What’s the single most valuable thing you can do for your career this year?
Last weekend while anti-lockdown protests raged just streets away, I spent several hours in our garden digging up several generations of plants and rubble and – particularly at the points when my young boys gave up working with me – listened to an audiobook.
This month I’ve been finishing David Epstein’s Range: How Generalists Triumph in a Specialized World (↗️). As you’d guess from the title, the general premise is that the most consistently successful life and career path comes from “sampling widely” in education and experience – not from the early, deep specialisation of chess prodigies or child sporting superstars – they indeed are the Outliers.
A world of wicked problems calls for individuals who can lean on a broad range of experiences, who aren’t afraid to quit and try another approach, and who’ll creatively apply their broad experience to reach creative solutions. Does that sound like you? Epstein contends:
- The problems we typically face require a mix of vertical-thinking specialists and lateral-thinking generalists.
- We learn who we are when we try new things; we learn in practice, not in theory.
- We shouldn’t be afraid to quit – we shouldn’t celebrate persistence (or ‘grit’) for its own sake.
Education is a big part of developing that journey, and for me that’s all about reading. I consistently find that a great book has an uncanny ability to stretch my thinking – to place me deep into a new context and challenge my deeply held beliefs.This year a sample of the juicy nonfiction morsels that I’ve chewed on have included:
- Effortless: Make It Easier to Do What Matters Most () – Greg McKeown’s follow-up to Essentialism

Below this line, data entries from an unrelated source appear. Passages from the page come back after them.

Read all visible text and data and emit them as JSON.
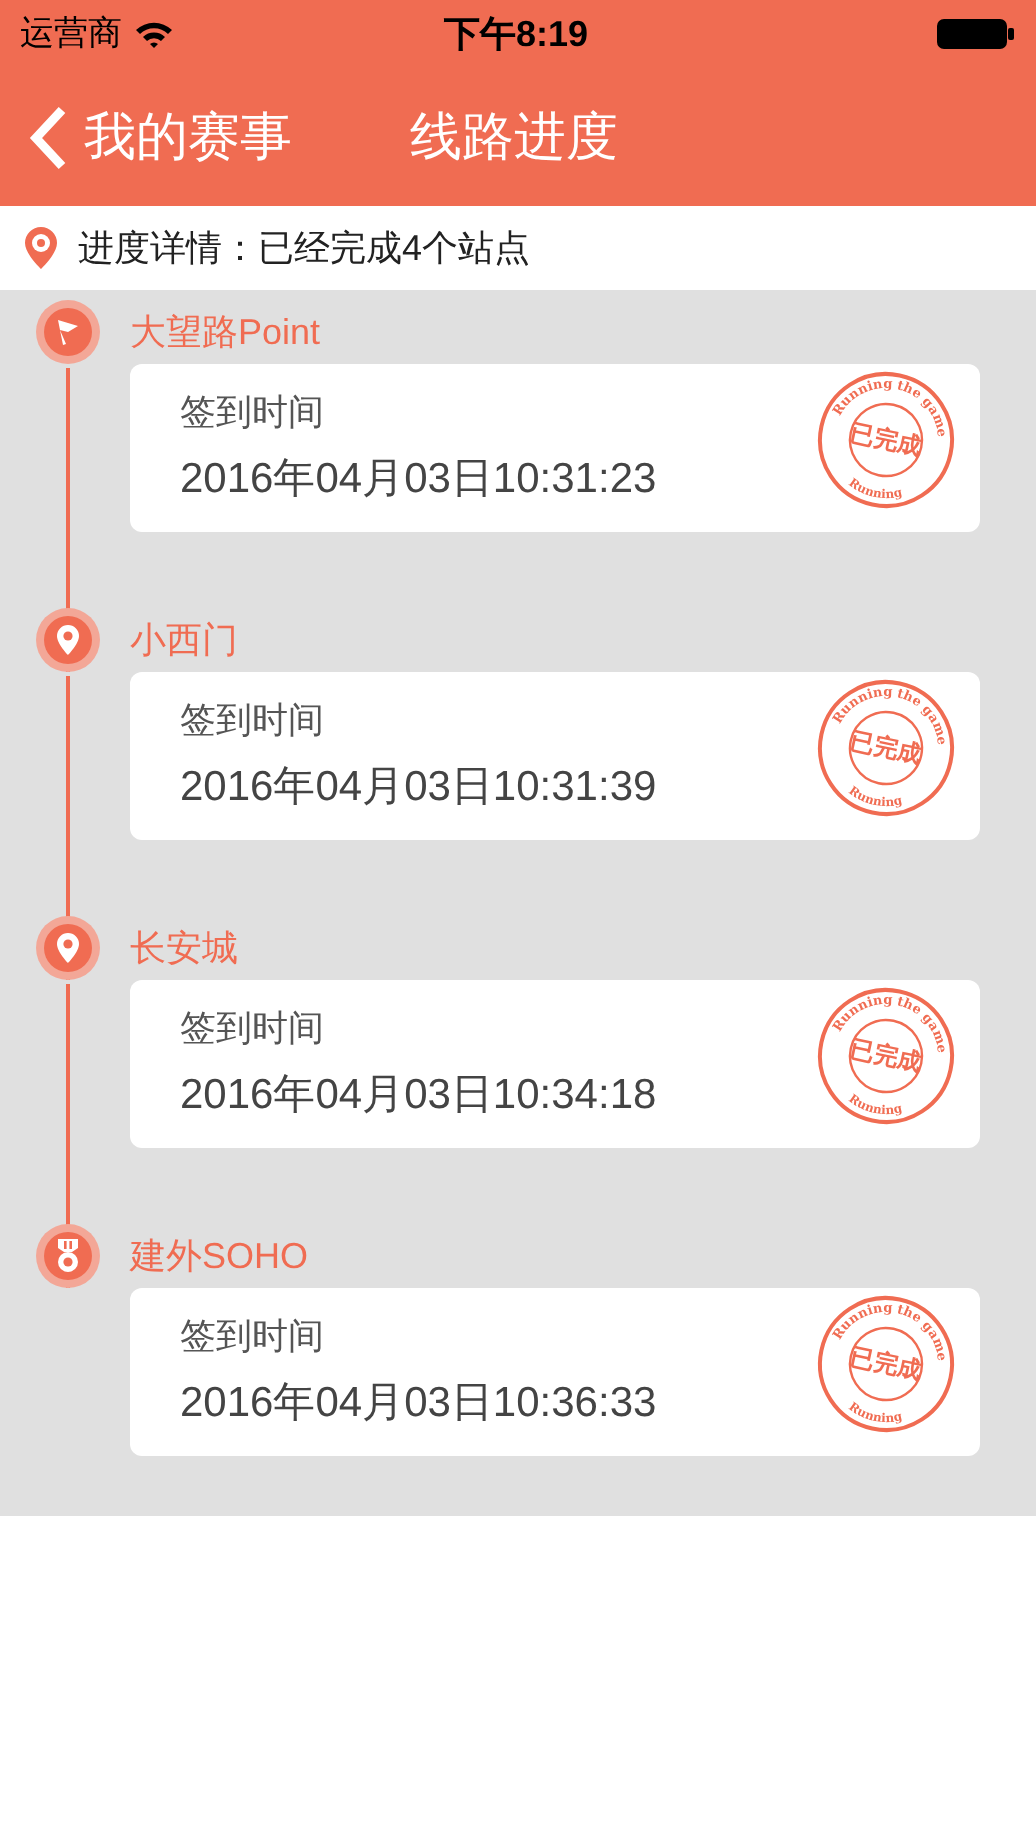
{
  "status_bar": {
    "carrier": "运营商",
    "time": "下午8:19"
  },
  "nav_bar": {
    "back_label": "我的赛事",
    "title": "线路进度"
  },
  "summary": {
    "text": "进度详情：已经完成4个站点"
  },
  "checkpoints": [
    {
      "kind": "start",
      "name": "大望路Point",
      "label": "签到时间",
      "time": "2016年04月03日10:31:23",
      "stamp": {
        "top": "Running the game",
        "center": "已完成",
        "bottom": "Running"
      }
    },
    {
      "kind": "checkpoint",
      "name": "小西门",
      "label": "签到时间",
      "time": "2016年04月03日10:31:39",
      "stamp": {
        "top": "Running the game",
        "center": "已完成",
        "bottom": "Running"
      }
    },
    {
      "kind": "checkpoint",
      "name": "长安城",
      "label": "签到时间",
      "time": "2016年04月03日10:34:18",
      "stamp": {
        "top": "Running the game",
        "center": "已完成",
        "bottom": "Running"
      }
    },
    {
      "kind": "finish",
      "name": "建外SOHO",
      "label": "签到时间",
      "time": "2016年04月03日10:36:33",
      "stamp": {
        "top": "Running the game",
        "center": "已完成",
        "bottom": "Running"
      }
    }
  ]
}
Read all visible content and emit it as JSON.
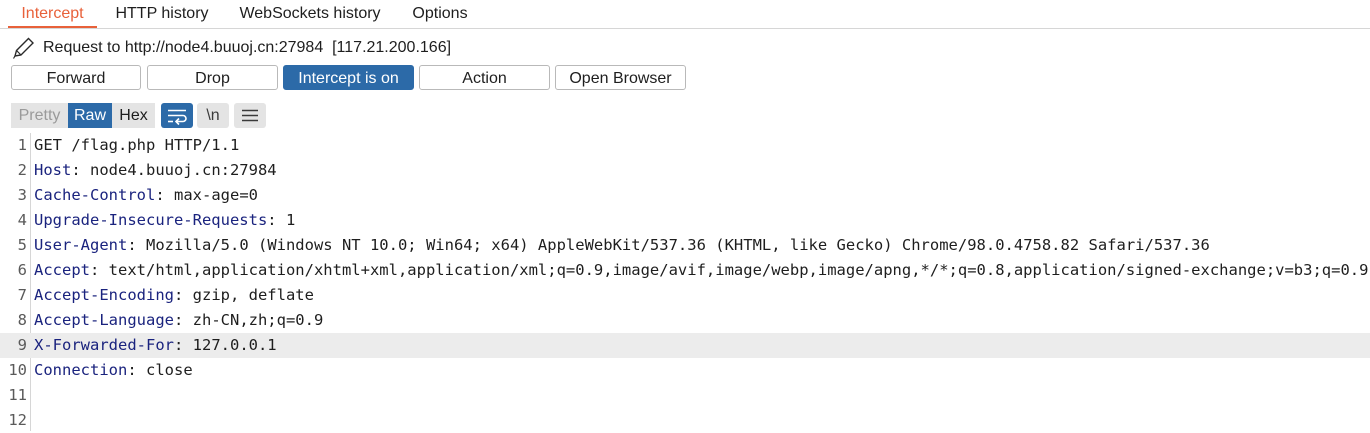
{
  "tabs": [
    {
      "label": "Intercept",
      "active": true
    },
    {
      "label": "HTTP history",
      "active": false
    },
    {
      "label": "WebSockets history",
      "active": false
    },
    {
      "label": "Options",
      "active": false
    }
  ],
  "request_info": {
    "icon": "pencil-icon",
    "text": "Request to http://node4.buuoj.cn:27984  [117.21.200.166]"
  },
  "buttons": {
    "forward": "Forward",
    "drop": "Drop",
    "intercept": "Intercept is on",
    "action": "Action",
    "open_browser": "Open Browser"
  },
  "view_modes": {
    "pretty": "Pretty",
    "raw": "Raw",
    "hex": "Hex",
    "selected": "Raw"
  },
  "view_tools": {
    "wrap_icon": "wrap-lines-icon",
    "newline_label": "\\n",
    "menu_icon": "hamburger-menu-icon"
  },
  "colors": {
    "accent_tab": "#e8613a",
    "primary_blue": "#2c6aa8",
    "header_name": "#1a237e"
  },
  "editor": {
    "highlighted_line": 9,
    "lines": [
      {
        "num": "1",
        "name": "",
        "sep": "",
        "value": "GET /flag.php HTTP/1.1"
      },
      {
        "num": "2",
        "name": "Host",
        "sep": ": ",
        "value": "node4.buuoj.cn:27984"
      },
      {
        "num": "3",
        "name": "Cache-Control",
        "sep": ": ",
        "value": "max-age=0"
      },
      {
        "num": "4",
        "name": "Upgrade-Insecure-Requests",
        "sep": ": ",
        "value": "1"
      },
      {
        "num": "5",
        "name": "User-Agent",
        "sep": ": ",
        "value": "Mozilla/5.0 (Windows NT 10.0; Win64; x64) AppleWebKit/537.36 (KHTML, like Gecko) Chrome/98.0.4758.82 Safari/537.36"
      },
      {
        "num": "6",
        "name": "Accept",
        "sep": ": ",
        "value": "text/html,application/xhtml+xml,application/xml;q=0.9,image/avif,image/webp,image/apng,*/*;q=0.8,application/signed-exchange;v=b3;q=0.9"
      },
      {
        "num": "7",
        "name": "Accept-Encoding",
        "sep": ": ",
        "value": "gzip, deflate"
      },
      {
        "num": "8",
        "name": "Accept-Language",
        "sep": ": ",
        "value": "zh-CN,zh;q=0.9"
      },
      {
        "num": "9",
        "name": "X-Forwarded-For",
        "sep": ": ",
        "value": "127.0.0.1"
      },
      {
        "num": "10",
        "name": "Connection",
        "sep": ": ",
        "value": "close"
      },
      {
        "num": "11",
        "name": "",
        "sep": "",
        "value": ""
      },
      {
        "num": "12",
        "name": "",
        "sep": "",
        "value": ""
      }
    ]
  }
}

- The Bomber Mafia (↗️) – the very engaging (yet perhaps light on accuracy) account by Malcolm Gladwell of the history of WWII American bombing thinking and strategy.
- Two from Niall Ferguson (whom you might know from the book and TV series The Ascent of Money), Empire: How Britain Made the Modern World (↗️), and Doom: The Politics of Catastrophe (↗️)
- Working Backwards: Insights, Stories and Secrets from Inside Amazon (↗️) by early Amazon leaders Colin Bryar and Bill Carr.
- Queued up next is Noise (↗️) by Daniel Kahneman et al – you might recall Kahneman as the author of the incredibly thought-provoking Thinking, Fast and Slow.
Never been able to really get into (or stick in the habit of) reading? For me the secret is audiobooks and finding the right setting – definitely not sitting or lying down (zzzz!), but either walking, cycling, or (preferably) gardening.
My Audible monthly subscription feels like a small investment – about the same as Netflix yet far more edifying, and the ATO pays back a chunk of any work-related “listens”. Is developing a wide (or deep) reading habit going to be the key to your career best year?
How are you going to get started?